(1) Recall S&P ratings update (here): now that Irish 10-year spreads, predictably, are pushing beyond 300bps spread on German bund, what service did S&P provide to the bonds buyers who subscribed to the latest Irish issue of 5-year bonds on the back of AAA rating? The yields, as I have predicted (see here and here) on our bonds have moved in above the Greeks' leaving a wave of devastation behind in the balance sheets of those who bought into this paper on the back of S&P's ratings;
(2) Despite Mr Lenihan's assurances to the contrary on last night's Prime Time, the government is appearing to run thin on actual liquidity (in addition to running thin on any ideas). Do the maths. Mr Lenihan (who was, it must be said, trying to do his best in answering tough questions and did solicit some real compassion from this observer for being, evidently, under immense pressure both inside the Cabinet and in the wider world) stated that banks recapitalization requirements were ca €10bn in 2009.
Now, we know this figure was hammered out but the incompetent risk-pricing non-entities in the Department of Finance on the basis of the following assumptions:
(a) BofI and AIB raising some €2-3bn of their own funding,
(b) Anglo's depositors staying put (saying nothing about other banks' depositors),
(c) shares valuations for the three banks at twice above current, and
(d) no skeletons in the closets when it comes to loan books.
All four of these assumptions have now been challenged. So why is Mr Lenihan sticking to this figure? Is it because he has nothing new coming in with the morning briefing papers from our civil service mandarins?
Some commentators estimate the state exposure under recapitalization/guarantee schemes at €30bn. I would put the figure at a more modest €16-18bn. This would leave Mr Lenihan with just €2-4bn reserve to finance, in 2009 alone:
- a 10% deficit (ca €8bn in borrowing in excess of already acquired funds);
- a 'stimulus' package (ca €2bn);
- state credit pumping operations (via Anglo) (ca €5bn); and

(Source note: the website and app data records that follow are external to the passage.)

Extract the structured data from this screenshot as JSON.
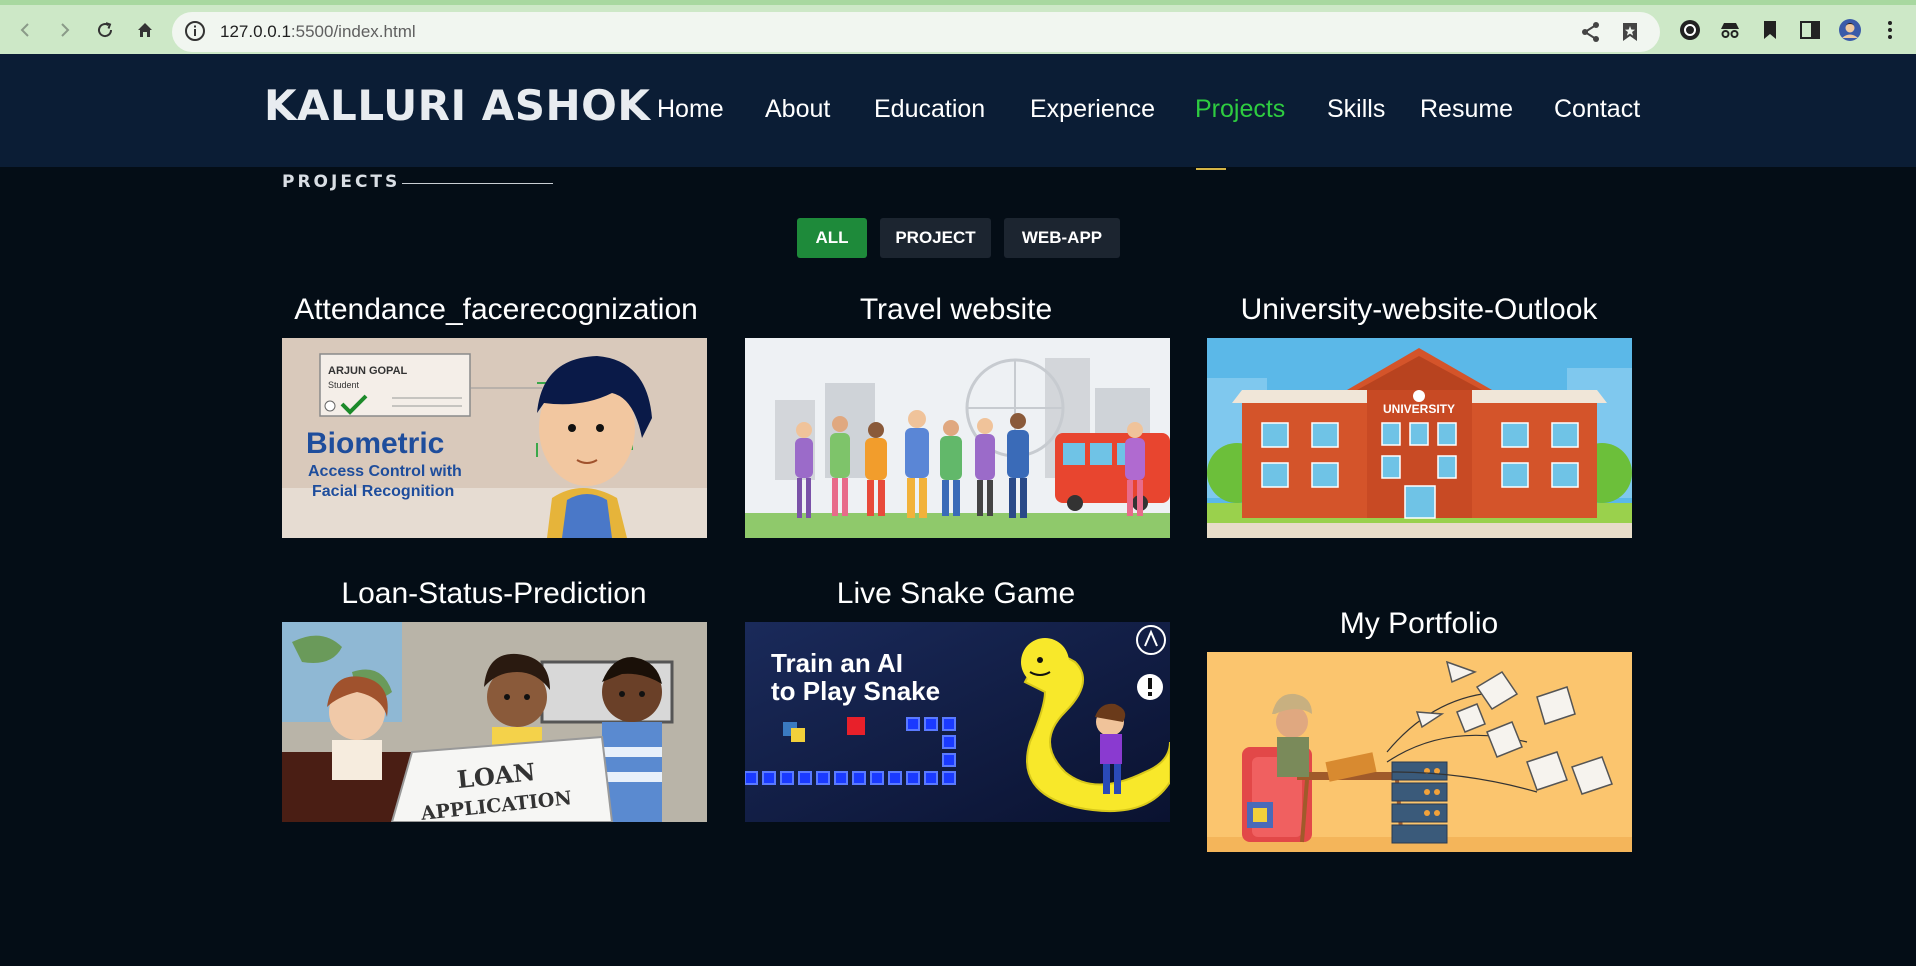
{
  "browser": {
    "url_host": "127.0.0.1",
    "url_path": ":5500/index.html"
  },
  "site": {
    "brand": "KALLURI ASHOK",
    "nav": [
      {
        "label": "Home"
      },
      {
        "label": "About"
      },
      {
        "label": "Education"
      },
      {
        "label": "Experience"
      },
      {
        "label": "Projects",
        "active": true
      },
      {
        "label": "Skills"
      },
      {
        "label": "Resume"
      },
      {
        "label": "Contact"
      }
    ]
  },
  "projects_section": {
    "label": "PROJECTS",
    "filters": [
      {
        "label": "ALL",
        "active": true
      },
      {
        "label": "PROJECT"
      },
      {
        "label": "WEB-APP"
      }
    ],
    "cards": [
      {
        "title": "Attendance_facerecognization",
        "image": {
          "name": "ARJUN GOPAL",
          "role": "Student",
          "headline": "Biometric",
          "sub1": "Access Control with",
          "sub2": "Facial Recognition"
        }
      },
      {
        "title": "Travel website"
      },
      {
        "title": "University-website-Outlook",
        "image": {
          "sign": "UNIVERSITY"
        }
      },
      {
        "title": "Loan-Status-Prediction",
        "image": {
          "sign1": "LOAN",
          "sign2": "APPLICATION"
        }
      },
      {
        "title": "Live Snake Game",
        "image": {
          "line1": "Train an AI",
          "line2": "to Play Snake"
        }
      },
      {
        "title": "My Portfolio"
      }
    ]
  },
  "colors": {
    "accent": "#2ecc40",
    "header_bg": "#0b1d35",
    "page_bg": "#040d16",
    "filter_active": "#1e8a3a"
  }
}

- €5bn worth of maturing bonds...
(3) David McWilliams brought back the specter of external rescue yesterday (here) with Ireland using a threat to leave the Euro if the ECB/EU Commission to get some funds. I am not sure this is going to be necessary. It is more likely that the Government will tap ECB/EUC for money under the argument that Ireland is yet to have a second Lisbon vote and that denying it emergency aid will be detrimental to the cause of getting us to vote Lisbon in. The funds will arrive in a combination of a straight ECB loan, acceptance of state paper as a collateral for more borrowing, some mixture of the 'knowledge' economy and capital spending investment assistance from the EUC and support for dwindling multinational employment in the likes of Limerick. Saving the face publicly, however, will not fool the debt markets and the yields will go further up.
(4) And while we are on the subject of the Euro - imagine our current Gang of Three running the monetary policy and managing our currency if we were to exit the common currency area? Close your eyes and watch Mary Coughlan trying to compute a three-party FX arbitrage parity, while Brian Cowen discusses a helicopter drop of money with Mr Hurley... Frightening!
(5) More from the bond markets - as our 10-year spreads moved above 300 bps, our short and medium term paper (6-24 months) breached 290bps last night. This suggests a temporary compression in the time structure of the bonds, implying that our 5 year yields will be climbing up and up and up in days to come.
(6) On the positive side, we have the latest comprehensive Government programme for dealing with this crisis (hat tip to Brian, courtesy of the source) in line with our closest competitor for being the worst performing economy in Europe, Latvia (here):